MIDDLETOWN >> If the members of the Portland High School baseball team had any doubts that Bill Pomfret Stadium at Palmer Field was going to turn into Dyer Field West on Saturday, John Guidice certainly made sure to remind them.
Guidice played on the Highlanders only state championship team in 1988 and Portland coach Rick Borg invited him speak to his troops before their Class S title bout against Thomaston.
“He did a great job,” said Borg. “He said this is practically a home game for you. The kids were saying the things that he said in the dugout during the course of the game, like ‘let’s defend our home turf.’ So that was a key thing too.”
It wasn’t as if the Highlanders needed any more motivation. Their run through this Class S tournament, which included stirring wins over No. 1 seed East Hampton and the FCIAC’s Trinity Catholic in the semifinals, was already a memorable accomplishment.
But they still took Giudice’s words to heart.
“He just told us that we did the job to get here, now you’ve got to do the job to finish it,” said Portland senior Kevin Adamsons. “We weren’t supposed to be here. We were 11-9 and a number 17 seed. They weren’t supposed to be there in ‘88, we weren’t supposed to be here now. He said just close it out.”
Portland grabbed a 4-0 lead in the first inning and never looked back, blanking Thomaston, 8-0, behind a dominating one-hitter from senior pitcher Jason Staub and a 12-hit offensive parade led by Adamsons, who went 3-for-4 with two doubles and an RBI.
“That first inning was just huge for us,” said Adamsons. “It was a real momentum swing. It was the liveliest we’ve been the whole tournament. I think that’s what really fueled us. We stayed up and we had nothing to get down about. We made a few errors but we shook it off, we had the lead. We just rolled on from there.”
Adamsons is headed to Providence College in the fall to study biology so this was his final game. Like John Elway, he’s retiring after winning a championship.

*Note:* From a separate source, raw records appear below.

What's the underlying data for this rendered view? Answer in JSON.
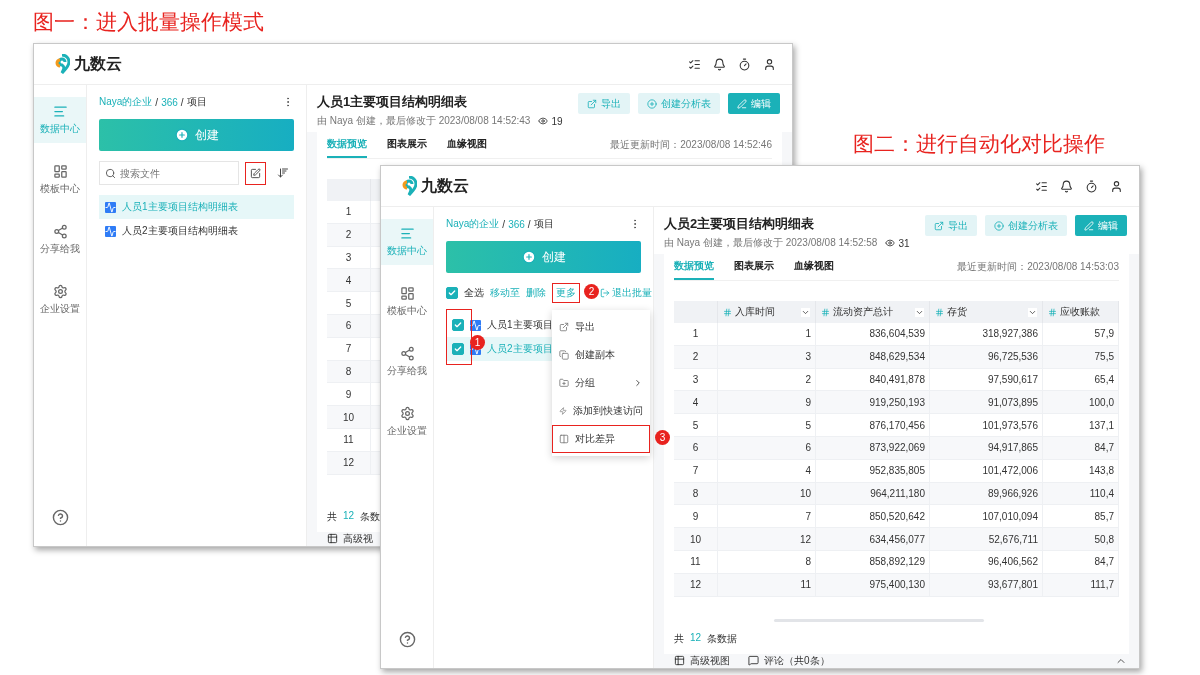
{
  "captions": [
    {
      "text": "图一：进入批量操作模式"
    },
    {
      "text": "图二：进行自动化对比操作"
    }
  ],
  "windows": [
    {
      "logo": "九数云",
      "nav": [
        {
          "label": "数据中心",
          "selected": true
        },
        {
          "label": "模板中心",
          "selected": false
        },
        {
          "label": "分享给我",
          "selected": false
        },
        {
          "label": "企业设置",
          "selected": false
        }
      ],
      "breadcrumb": [
        {
          "text": "Naya的企业",
          "kind": "link"
        },
        {
          "text": "/",
          "kind": "separator"
        },
        {
          "text": "366",
          "kind": "link"
        },
        {
          "text": "/",
          "kind": "separator"
        },
        {
          "text": "项目",
          "kind": "current"
        }
      ],
      "create": "创建",
      "toolbar": {
        "kind": "search",
        "placeholder": "搜索文件",
        "batch_highlighted": true
      },
      "files": [
        {
          "name": "人员1主要项目结构明细表",
          "selected": true
        },
        {
          "name": "人员2主要项目结构明细表",
          "selected": false
        }
      ],
      "doc": {
        "title": "人员1主要项目结构明细表",
        "meta": "由 Naya 创建，最后修改于 2023/08/08 14:52:43",
        "views": "19",
        "buttons": [
          "导出",
          "创建分析表",
          "编辑"
        ],
        "tabs": [
          {
            "label": "数据预览",
            "selected": true
          },
          {
            "label": "图表展示",
            "selected": false
          },
          {
            "label": "血缘视图",
            "selected": false
          }
        ],
        "updated": "最近更新时间：2023/08/08 14:52:46",
        "table": {
          "rows": [
            [
              "1"
            ],
            [
              "2"
            ],
            [
              "3"
            ],
            [
              "4"
            ],
            [
              "5"
            ],
            [
              "6"
            ],
            [
              "7"
            ],
            [
              "8"
            ],
            [
              "9"
            ],
            [
              "10"
            ],
            [
              "11"
            ],
            [
              "12"
            ]
          ]
        },
        "total": [
          "共",
          "12",
          "条数"
        ],
        "bottom": [
          "高级视"
        ]
      }
    },
    {
      "logo": "九数云",
      "nav": [
        {
          "label": "数据中心",
          "selected": true
        },
        {
          "label": "模板中心",
          "selected": false
        },
        {
          "label": "分享给我",
          "selected": false
        },
        {
          "label": "企业设置",
          "selected": false
        }
      ],
      "breadcrumb": [
        {
          "text": "Naya的企业",
          "kind": "link"
        },
        {
          "text": "/",
          "kind": "separator"
        },
        {
          "text": "366",
          "kind": "link"
        },
        {
          "text": "/",
          "kind": "separator"
        },
        {
          "text": "项目",
          "kind": "current"
        }
      ],
      "create": "创建",
      "toolbar": {
        "kind": "batch",
        "select_all": {
          "label": "全选",
          "checked": true
        },
        "actions": [
          {
            "label": "移动至"
          },
          {
            "label": "删除"
          },
          {
            "label": "更多",
            "badge": "2"
          }
        ],
        "exit": "退出批量",
        "menu": [
          {
            "label": "导出",
            "submenu": false
          },
          {
            "label": "创建副本",
            "submenu": false
          },
          {
            "label": "分组",
            "submenu": true
          },
          {
            "label": "添加到快速访问",
            "submenu": false
          },
          {
            "label": "对比差异",
            "submenu": false,
            "badge": "3"
          }
        ]
      },
      "checkbox_badge": "1",
      "files": [
        {
          "name": "人员1主要项目",
          "selected": false,
          "checked": true
        },
        {
          "name": "人员2主要项目",
          "selected": true,
          "checked": true
        }
      ],
      "doc": {
        "title": "人员2主要项目结构明细表",
        "meta": "由 Naya 创建，最后修改于 2023/08/08 14:52:58",
        "views": "31",
        "buttons": [
          "导出",
          "创建分析表",
          "编辑"
        ],
        "tabs": [
          {
            "label": "数据预览",
            "selected": true
          },
          {
            "label": "图表展示",
            "selected": false
          },
          {
            "label": "血缘视图",
            "selected": false
          }
        ],
        "updated": "最近更新时间：2023/08/08 14:53:03",
        "table": {
          "columns": [
            {
              "label": "入库时间",
              "menu": true
            },
            {
              "label": "流动资产总计",
              "menu": true
            },
            {
              "label": "存货",
              "menu": true
            },
            {
              "label": "应收账款",
              "menu": false
            }
          ],
          "rows": [
            [
              "1",
              "1",
              "836,604,539",
              "318,927,386",
              "57,9"
            ],
            [
              "2",
              "3",
              "848,629,534",
              "96,725,536",
              "75,5"
            ],
            [
              "3",
              "2",
              "840,491,878",
              "97,590,617",
              "65,4"
            ],
            [
              "4",
              "9",
              "919,250,193",
              "91,073,895",
              "100,0"
            ],
            [
              "5",
              "5",
              "876,170,456",
              "101,973,576",
              "137,1"
            ],
            [
              "6",
              "6",
              "873,922,069",
              "94,917,865",
              "84,7"
            ],
            [
              "7",
              "4",
              "952,835,805",
              "101,472,006",
              "143,8"
            ],
            [
              "8",
              "10",
              "964,211,180",
              "89,966,926",
              "110,4"
            ],
            [
              "9",
              "7",
              "850,520,642",
              "107,010,094",
              "85,7"
            ],
            [
              "10",
              "12",
              "634,456,077",
              "52,676,711",
              "50,8"
            ],
            [
              "11",
              "8",
              "858,892,129",
              "96,406,562",
              "84,7"
            ],
            [
              "12",
              "11",
              "975,400,130",
              "93,677,801",
              "111,7"
            ]
          ]
        },
        "total": [
          "共",
          "12",
          "条数据"
        ],
        "bottom": [
          "高级视图",
          "评论（共0条）"
        ]
      }
    }
  ]
}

“A great way to end my career,” said Adamsons. “It’s unbelievable…going from 2-18 our freshman year to our senior class turning it around.”
Staub, who will continue his playing career with Team Connecticut this summer and then at Eastern Connecticut State University, proved to be one of Portland’s all-time big game pitchers. Staub also shut down Coventry and Old Lyme in this tournament, and, combined with last year’s tourney win over Housatonic, he’s a perfect 4-0 in states while allowing just one run.

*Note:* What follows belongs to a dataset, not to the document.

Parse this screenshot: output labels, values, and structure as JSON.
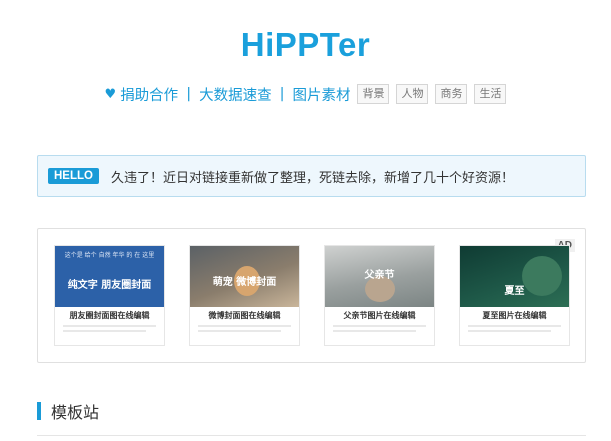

“I like pitching the big games,” said Staub. “I like the attention on us. It’s fun.”
Portland, which outscored its five tourney opponents 22-2, had another ace in junior Cole Ogorzalek, who was sensational against East Hampton in the second round and Trinity Catholic in the semifinals.
“You can get through this tournament with one hot pitcher and we had two,” said Adamsons. “They’ve been lights out the whole tournament. They’re really the reason we’re here.”
Besides pitching and defense, the Highlanders had some divine intervention as well. Portland icon and legendary coach Gene Reilly passed away at the beginning of the season. Reilly had received a Highlanders team hat about a week before he died.
“I’m sure he’s watching us right now, making some signs, calling some signals,” said Borg, who was Reilly’s assistant on the ‘88 team. “So we had a lot things going in our favor, mostly eight senior players that didn’t want to be denied.”
Hayden Manning, Mike Bordonaro, John Muskatallo, Josh Scovill, Jacob Strong, Tyler Violissi, Kevin Adamsons and Jason Staub.
From 2-18 to State Champions.
“It’s unreal,” said Staub. “We got a pep talk from Mr. Guidice. He told us to relax and have fun and to play our hearts out.”
Berkshire League champion Thomaston didn’t stand a chance on Saturday at Dyer Field West.
“It’ll take a while for it to sink in,” said Borg. “To see a team play like this…it was exciting and something that we’ll never forget.”